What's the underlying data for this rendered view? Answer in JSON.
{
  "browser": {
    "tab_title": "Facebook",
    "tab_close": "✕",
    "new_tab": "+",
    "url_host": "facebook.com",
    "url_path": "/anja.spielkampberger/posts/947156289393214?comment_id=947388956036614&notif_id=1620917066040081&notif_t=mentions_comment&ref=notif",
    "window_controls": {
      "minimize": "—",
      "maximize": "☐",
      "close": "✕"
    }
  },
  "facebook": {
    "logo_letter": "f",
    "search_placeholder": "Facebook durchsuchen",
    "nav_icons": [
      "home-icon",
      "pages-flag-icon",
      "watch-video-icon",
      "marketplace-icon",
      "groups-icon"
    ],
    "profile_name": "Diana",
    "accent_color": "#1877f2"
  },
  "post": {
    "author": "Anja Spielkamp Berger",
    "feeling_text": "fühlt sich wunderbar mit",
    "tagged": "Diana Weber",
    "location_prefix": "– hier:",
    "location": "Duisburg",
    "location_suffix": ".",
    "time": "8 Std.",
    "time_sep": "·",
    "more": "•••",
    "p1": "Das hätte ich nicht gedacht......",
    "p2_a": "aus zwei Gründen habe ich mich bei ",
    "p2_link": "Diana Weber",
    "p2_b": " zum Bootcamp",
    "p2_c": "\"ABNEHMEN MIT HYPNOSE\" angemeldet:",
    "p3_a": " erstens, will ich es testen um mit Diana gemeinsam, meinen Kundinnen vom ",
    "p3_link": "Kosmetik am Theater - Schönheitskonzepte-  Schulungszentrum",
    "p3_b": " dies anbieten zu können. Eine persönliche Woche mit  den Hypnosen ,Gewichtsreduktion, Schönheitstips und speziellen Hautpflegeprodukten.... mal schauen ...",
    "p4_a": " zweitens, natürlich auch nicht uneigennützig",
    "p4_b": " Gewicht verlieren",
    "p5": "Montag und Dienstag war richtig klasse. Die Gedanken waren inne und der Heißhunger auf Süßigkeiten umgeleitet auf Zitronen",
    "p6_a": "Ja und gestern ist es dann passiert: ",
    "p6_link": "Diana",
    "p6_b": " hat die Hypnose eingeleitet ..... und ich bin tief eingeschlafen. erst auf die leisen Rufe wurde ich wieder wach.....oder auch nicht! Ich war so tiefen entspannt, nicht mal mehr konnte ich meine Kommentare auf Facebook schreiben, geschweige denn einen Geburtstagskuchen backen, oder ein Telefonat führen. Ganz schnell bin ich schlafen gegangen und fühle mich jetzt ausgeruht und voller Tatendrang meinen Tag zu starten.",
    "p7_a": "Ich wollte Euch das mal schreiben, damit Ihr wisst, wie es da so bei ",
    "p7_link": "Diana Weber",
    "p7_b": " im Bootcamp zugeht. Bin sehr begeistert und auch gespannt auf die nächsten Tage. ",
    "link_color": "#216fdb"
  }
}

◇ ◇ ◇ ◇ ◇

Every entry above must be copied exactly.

● Worked solution:
What's the underlying data for this rendered view? Answer in JSON.
{
  "browser": {
    "tab_title": "Facebook",
    "tab_close": "✕",
    "new_tab": "+",
    "url_host": "facebook.com",
    "url_path": "/anja.spielkampberger/posts/947156289393214?comment_id=947388956036614&notif_id=1620917066040081&notif_t=mentions_comment&ref=notif",
    "window_controls": {
      "minimize": "—",
      "maximize": "☐",
      "close": "✕"
    }
  },
  "facebook": {
    "logo_letter": "f",
    "search_placeholder": "Facebook durchsuchen",
    "nav_icons": [
      "home-icon",
      "pages-flag-icon",
      "watch-video-icon",
      "marketplace-icon",
      "groups-icon"
    ],
    "profile_name": "Diana",
    "accent_color": "#1877f2"
  },
  "post": {
    "author": "Anja Spielkamp Berger",
    "feeling_text": "fühlt sich wunderbar mit",
    "tagged": "Diana Weber",
    "location_prefix": "– hier:",
    "location": "Duisburg",
    "location_suffix": ".",
    "time": "8 Std.",
    "time_sep": "·",
    "more": "•••",
    "p1": "Das hätte ich nicht gedacht......",
    "p2_a": "aus zwei Gründen habe ich mich bei ",
    "p2_link": "Diana Weber",
    "p2_b": " zum Bootcamp",
    "p2_c": "\"ABNEHMEN MIT HYPNOSE\" angemeldet:",
    "p3_a": " erstens, will ich es testen um mit Diana gemeinsam, meinen Kundinnen vom ",
    "p3_link": "Kosmetik am Theater - Schönheitskonzepte-  Schulungszentrum",
    "p3_b": " dies anbieten zu können. Eine persönliche Woche mit  den Hypnosen ,Gewichtsreduktion, Schönheitstips und speziellen Hautpflegeprodukten.... mal schauen ...",
    "p4_a": " zweitens, natürlich auch nicht uneigennützig",
    "p4_b": " Gewicht verlieren",
    "p5": "Montag und Dienstag war richtig klasse. Die Gedanken waren inne und der Heißhunger auf Süßigkeiten umgeleitet auf Zitronen",
    "p6_a": "Ja und gestern ist es dann passiert: ",
    "p6_link": "Diana",
    "p6_b": " hat die Hypnose eingeleitet ..... und ich bin tief eingeschlafen. erst auf die leisen Rufe wurde ich wieder wach.....oder auch nicht! Ich war so tiefen entspannt, nicht mal mehr konnte ich meine Kommentare auf Facebook schreiben, geschweige denn einen Geburtstagskuchen backen, oder ein Telefonat führen. Ganz schnell bin ich schlafen gegangen und fühle mich jetzt ausgeruht und voller Tatendrang meinen Tag zu starten.",
    "p7_a": "Ich wollte Euch das mal schreiben, damit Ihr wisst, wie es da so bei ",
    "p7_link": "Diana Weber",
    "p7_b": " im Bootcamp zugeht. Bin sehr begeistert und auch gespannt auf die nächsten Tage. ",
    "link_color": "#216fdb"
  }
}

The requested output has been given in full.